If your site is really out of date, updating the plugins and WordPress is sometimes where you start to see issues. You might have to rebuild pages, change the functionality, or do other things, so test your site carefully. It’s a good idea to do this before you update PHP in WordPress because otherwise if you have problems in the next step you won’t know whether the new plug-ins or the PHP change broke it and you’ll have to undo everything to diagnose it.
Now We Can Get to Work
Okay, so that’s all done. Just like with the plug-ins and WordPress, it’s a good idea to do this on a staging server. Fix the problems and know what to expect before you do it on the live site. Often, things go fine but sometimes things break. Expect the unexpected.
Before we give you the more complicated instructions, let’s start with the easy way. Sometimes, it’s as simple as contacting your hosts’ support and asking them to update PHP for your site. Some hosts don’t stay up to date on the PHP versions on their server. Normally, this is fine, just update to the latest version they have available.
How to Update PHP in WordPress with a C-Panel Host
If you want to do it yourself or your support won’t do it, then here’s how you can do it on a C-Panel host like A2 Hosting and many others. Your interface may look a bit different.
- Log Into Your C-Panel
- Find the Select PHP Version App in C-Panel
Either by typing CTRL-F and searching for PHP or just looking for it, find the Select PHP Version app in C-Panel. Click that.
- Change the PHP version. At the top is a dropdown to change the PHP version. Select the one you’re looking for, often the latest but not always. If it’s a whole number change (e.g. 7.4-8.0) give it some extra time to let all the developers catch up. The bigger the difference in numbering, the more different the versions and the more likely there will be errors. So, 7.3-7.3.1 is not a big change but 7..3-8.0 is very big. Change the dropdown and select Set as Current.
- There you go….sort of.
Now you need to check your site and see if you have any issues. With so many plug-ins out there, we can’t give you specific directions on fixing those issues. If you have up-to-date plug-ins, there should be any issues but some older sites will have many problems that may require more help.
How to Update PHP in WordPress on Siteground
Updating PHP on Siteground is similar to doing it on C-Panel. It’s a bit easier, in fact.
- Log into your Siteground account.
- Select Websites at the top.
- Find your website (for most of us, there is only one) and select Site Tools in the lower left by your site.
- Now you’re in the hosting management area for your site. On the sidebar is a menu. Select Dev.
- This opens a new menu below Dev. Select PHP Manager. A new screen will open up.
- On the next page you can select your PHP version.
At the top is the option to select your live site or your staging site (not all plans have this option). It’s a good idea to try with the staging site first. Select the one you want, if it’s an option.
- Below that is how you change your PHP version.

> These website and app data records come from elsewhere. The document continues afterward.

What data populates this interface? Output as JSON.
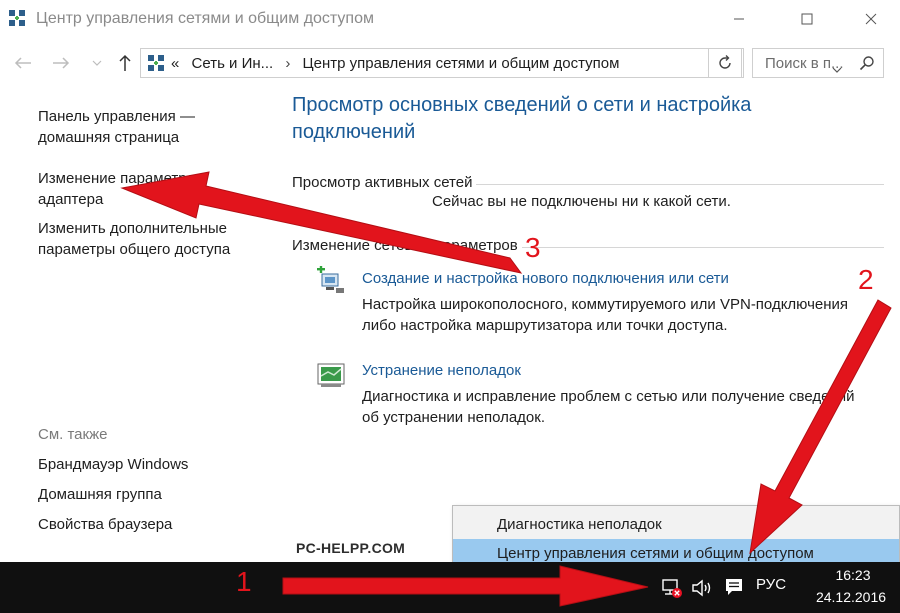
{
  "window": {
    "title": "Центр управления сетями и общим доступом"
  },
  "navbar": {
    "breadcrumb_prefix": "«",
    "breadcrumb_1": "Сеть и Ин...",
    "breadcrumb_sep": "›",
    "breadcrumb_2": "Центр управления сетями и общим доступом",
    "search_placeholder": "Поиск в п..."
  },
  "left_panel": {
    "home_link_line1": "Панель управления —",
    "home_link_line2": "домашняя страница",
    "adapter_line1": "Изменение параметров",
    "adapter_line2": "адаптера",
    "sharing_line1": "Изменить дополнительные",
    "sharing_line2": "параметры общего доступа",
    "see_also": "См. также",
    "see_also_items": [
      "Брандмауэр Windows",
      "Домашняя группа",
      "Свойства браузера"
    ]
  },
  "main": {
    "heading_line1": "Просмотр основных сведений о сети и настройка",
    "heading_line2": "подключений",
    "active_networks_title": "Просмотр активных сетей",
    "not_connected": "Сейчас вы не подключены ни к какой сети.",
    "change_settings_title": "Изменение сетевых параметров",
    "tasks": [
      {
        "link": "Создание и настройка нового подключения или сети",
        "desc_line1": "Настройка широкополосного, коммутируемого или VPN-подключения",
        "desc_line2": "либо настройка маршрутизатора или точки доступа."
      },
      {
        "link": "Устранение неполадок",
        "desc_line1": "Диагностика и исправление проблем с сетью или получение сведений",
        "desc_line2": "об устранении неполадок."
      }
    ]
  },
  "watermark": "PC-HELPP.COM",
  "context_menu": {
    "items": [
      "Диагностика неполадок",
      "Центр управления сетями и общим доступом"
    ],
    "highlighted_index": 1
  },
  "taskbar": {
    "language": "РУС",
    "time": "16:23",
    "date": "24.12.2016"
  },
  "annotations": {
    "step1": "1",
    "step2": "2",
    "step3": "3",
    "arrow_color": "#e2141c"
  },
  "colors": {
    "link": "#1a5a96",
    "taskbar": "#101010",
    "menu_highlight": "#99c9ef"
  },
  "icons": [
    "network-center-icon",
    "back-icon",
    "forward-icon",
    "up-icon",
    "refresh-icon",
    "search-icon",
    "new-connection-icon",
    "troubleshoot-icon",
    "network-error-icon",
    "volume-icon",
    "notifications-icon"
  ]
}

Select the pencil below Actions and a new dropdown will open up. Pick the version you want. You may see that some versions are “To Be Deprecated”. Deprecated is a technical term that basically means it’s an old version and won’t be around much longer. DO NOT PICK ANY OF THESE.
- Press CONFIRM and there ya go. You’ve updated the PHP version on your WordPress site.
In this article, we’ve gone over how to update PHP in WordPress on C-Panel hosts and Siteground. It’s not technically tough but when you update an older site, you may have some issues that you need to fix. These can take some technical know-how to fix. Sometimes, it’s a simple as updating WordPress and your plug-ins.
Keeping your PHP version up to date will help you keep your site secure, faster, and in good working order.